Everything is a secret in the world of truffle hunting, including who the truffle hunters are, Kershaw promises – and that same patience is extended to the filmmaking itself. Their long, lingering, beautifully lit shots of the Italian landscape feel like a Caravaggio painting come to life, and they often leave a camera running for hours in the homes of the film’s eccentric elderly protagonists, allowing intimate moments of the men’s lives to be captured: 84-yearold Aurelio feeding his beloved dog Birba from his plate, or 68-year-old Sergio sharing a bath with pup Fiona.
As the film unfolds, it’s clear that although demand for the fragrant fungi is ever-escalating, the traditional titular practice is under siege on every front: from deforestation, from climate change and from the poachers who recognise no property lines and resort to puncturing tyres or setting poison bait to kill rivals’ dogs.
“People are greedy.
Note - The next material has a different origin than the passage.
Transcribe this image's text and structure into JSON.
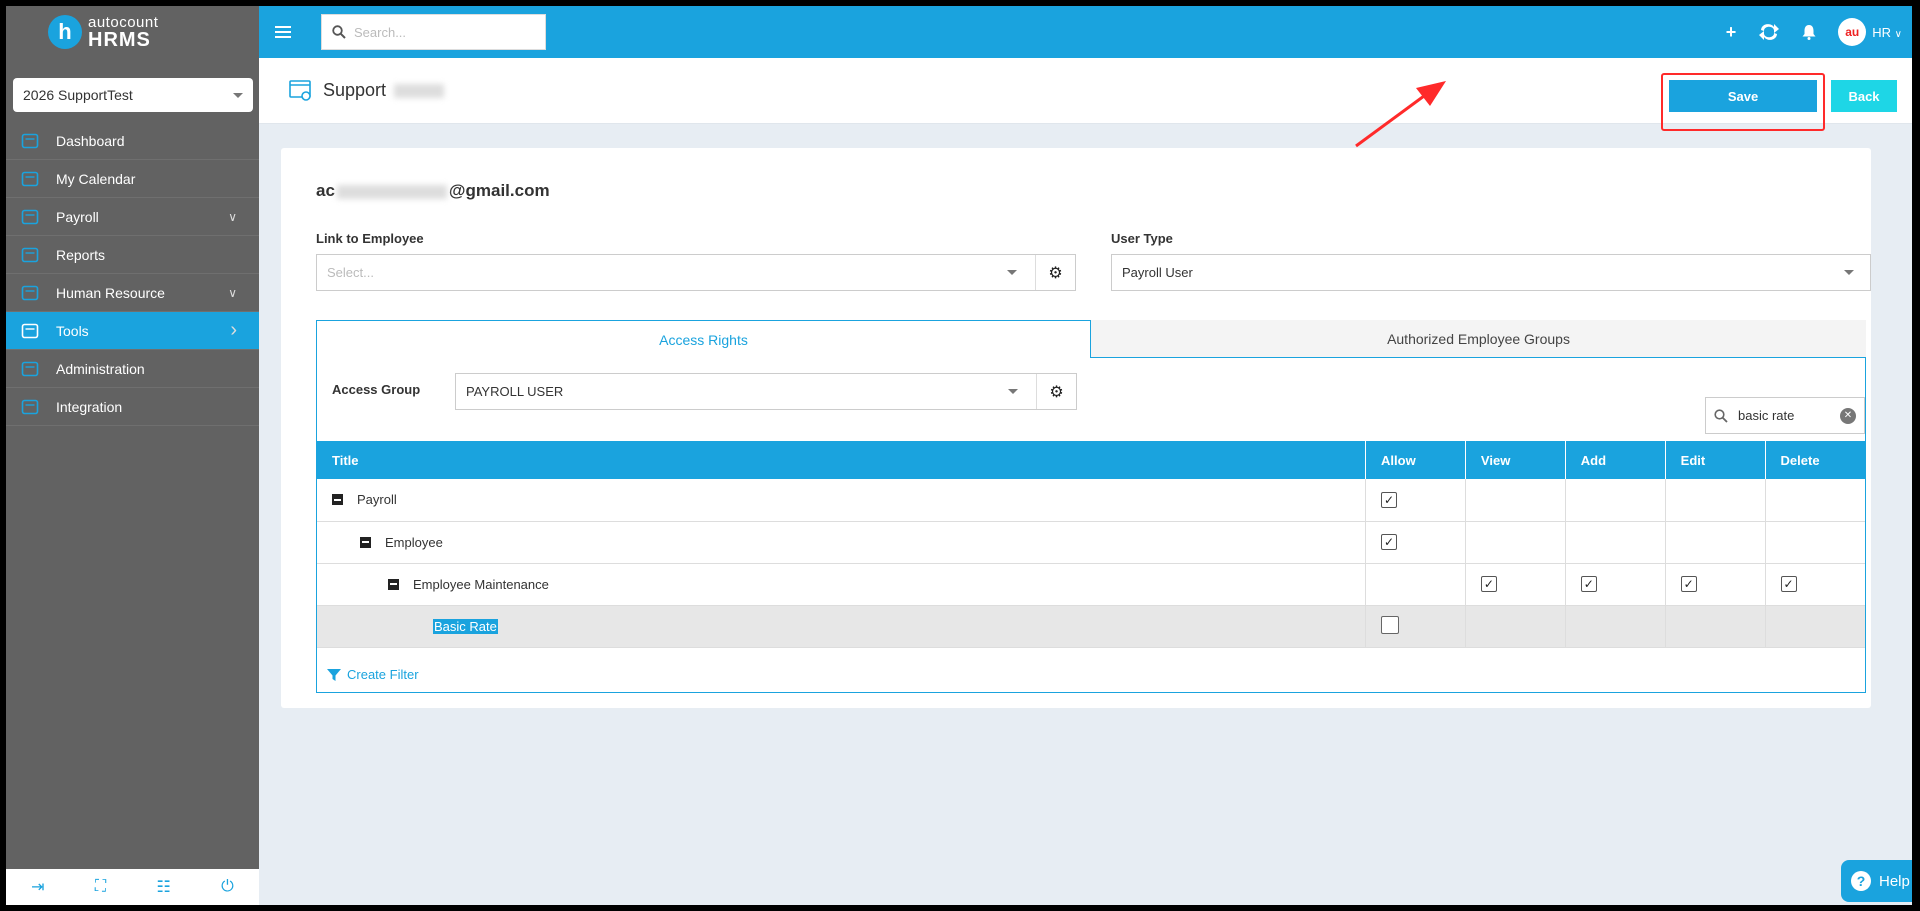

They know nothing about the forest and they want to plunder it,” says 78-year-old Angelo, a former circus acrobat. As much a meditation on life and on our relationship with nature (and with dogs!), as it is an insight into this rapidly vanishing world, The Truffle Hunters is a rare treat worth savouring. — Jo McCarroll